__EXERCISE REQUIREMENTS__: Apart from the images, reproduce every record word for word.

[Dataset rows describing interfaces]
──────────────────────────────

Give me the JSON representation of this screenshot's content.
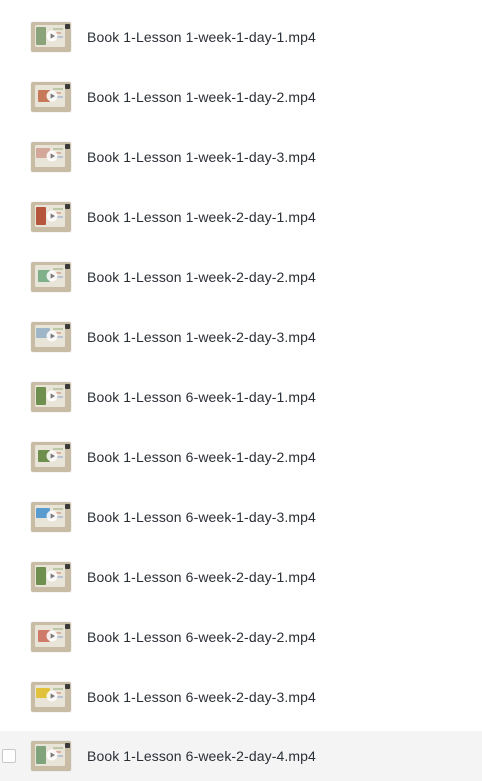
{
  "files": [
    {
      "name": "Book 1-Lesson 1-week-1-day-1.mp4",
      "thumb_icon": "video-thumbnail-icon",
      "thumb_color": "#8aa37a"
    },
    {
      "name": "Book 1-Lesson 1-week-1-day-2.mp4",
      "thumb_icon": "video-thumbnail-icon",
      "thumb_color": "#c77a5a"
    },
    {
      "name": "Book 1-Lesson 1-week-1-day-3.mp4",
      "thumb_icon": "video-thumbnail-icon",
      "thumb_color": "#d3a89a"
    },
    {
      "name": "Book 1-Lesson 1-week-2-day-1.mp4",
      "thumb_icon": "video-thumbnail-icon",
      "thumb_color": "#b5563c"
    },
    {
      "name": "Book 1-Lesson 1-week-2-day-2.mp4",
      "thumb_icon": "video-thumbnail-icon",
      "thumb_color": "#7fb08a"
    },
    {
      "name": "Book 1-Lesson 1-week-2-day-3.mp4",
      "thumb_icon": "video-thumbnail-icon",
      "thumb_color": "#9fb6c9"
    },
    {
      "name": "Book 1-Lesson 6-week-1-day-1.mp4",
      "thumb_icon": "video-thumbnail-icon",
      "thumb_color": "#6f8f4f"
    },
    {
      "name": "Book 1-Lesson 6-week-1-day-2.mp4",
      "thumb_icon": "video-thumbnail-icon",
      "thumb_color": "#6f8f4f"
    },
    {
      "name": "Book 1-Lesson 6-week-1-day-3.mp4",
      "thumb_icon": "video-thumbnail-icon",
      "thumb_color": "#5a9bd0"
    },
    {
      "name": "Book 1-Lesson 6-week-2-day-1.mp4",
      "thumb_icon": "video-thumbnail-icon",
      "thumb_color": "#6f8f4f"
    },
    {
      "name": "Book 1-Lesson 6-week-2-day-2.mp4",
      "thumb_icon": "video-thumbnail-icon",
      "thumb_color": "#d07a6a"
    },
    {
      "name": "Book 1-Lesson 6-week-2-day-3.mp4",
      "thumb_icon": "video-thumbnail-icon",
      "thumb_color": "#e2c23a"
    },
    {
      "name": "Book 1-Lesson 6-week-2-day-4.mp4",
      "thumb_icon": "video-thumbnail-icon",
      "thumb_color": "#7fa37a",
      "hovered": true
    }
  ],
  "colors": {
    "text": "#2a2f36",
    "hover_background": "#f4f4f5",
    "thumb_background": "#c9bca4"
  }
}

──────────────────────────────

__PROBLEM SOLUTION__:
Give me the JSON representation of this screenshot's content.
{
  "files": [
    {
      "name": "Book 1-Lesson 1-week-1-day-1.mp4",
      "thumb_icon": "video-thumbnail-icon",
      "thumb_color": "#8aa37a"
    },
    {
      "name": "Book 1-Lesson 1-week-1-day-2.mp4",
      "thumb_icon": "video-thumbnail-icon",
      "thumb_color": "#c77a5a"
    },
    {
      "name": "Book 1-Lesson 1-week-1-day-3.mp4",
      "thumb_icon": "video-thumbnail-icon",
      "thumb_color": "#d3a89a"
    },
    {
      "name": "Book 1-Lesson 1-week-2-day-1.mp4",
      "thumb_icon": "video-thumbnail-icon",
      "thumb_color": "#b5563c"
    },
    {
      "name": "Book 1-Lesson 1-week-2-day-2.mp4",
      "thumb_icon": "video-thumbnail-icon",
      "thumb_color": "#7fb08a"
    },
    {
      "name": "Book 1-Lesson 1-week-2-day-3.mp4",
      "thumb_icon": "video-thumbnail-icon",
      "thumb_color": "#9fb6c9"
    },
    {
      "name": "Book 1-Lesson 6-week-1-day-1.mp4",
      "thumb_icon": "video-thumbnail-icon",
      "thumb_color": "#6f8f4f"
    },
    {
      "name": "Book 1-Lesson 6-week-1-day-2.mp4",
      "thumb_icon": "video-thumbnail-icon",
      "thumb_color": "#6f8f4f"
    },
    {
      "name": "Book 1-Lesson 6-week-1-day-3.mp4",
      "thumb_icon": "video-thumbnail-icon",
      "thumb_color": "#5a9bd0"
    },
    {
      "name": "Book 1-Lesson 6-week-2-day-1.mp4",
      "thumb_icon": "video-thumbnail-icon",
      "thumb_color": "#6f8f4f"
    },
    {
      "name": "Book 1-Lesson 6-week-2-day-2.mp4",
      "thumb_icon": "video-thumbnail-icon",
      "thumb_color": "#d07a6a"
    },
    {
      "name": "Book 1-Lesson 6-week-2-day-3.mp4",
      "thumb_icon": "video-thumbnail-icon",
      "thumb_color": "#e2c23a"
    },
    {
      "name": "Book 1-Lesson 6-week-2-day-4.mp4",
      "thumb_icon": "video-thumbnail-icon",
      "thumb_color": "#7fa37a",
      "hovered": true
    }
  ],
  "colors": {
    "text": "#2a2f36",
    "hover_background": "#f4f4f5",
    "thumb_background": "#c9bca4"
  }
}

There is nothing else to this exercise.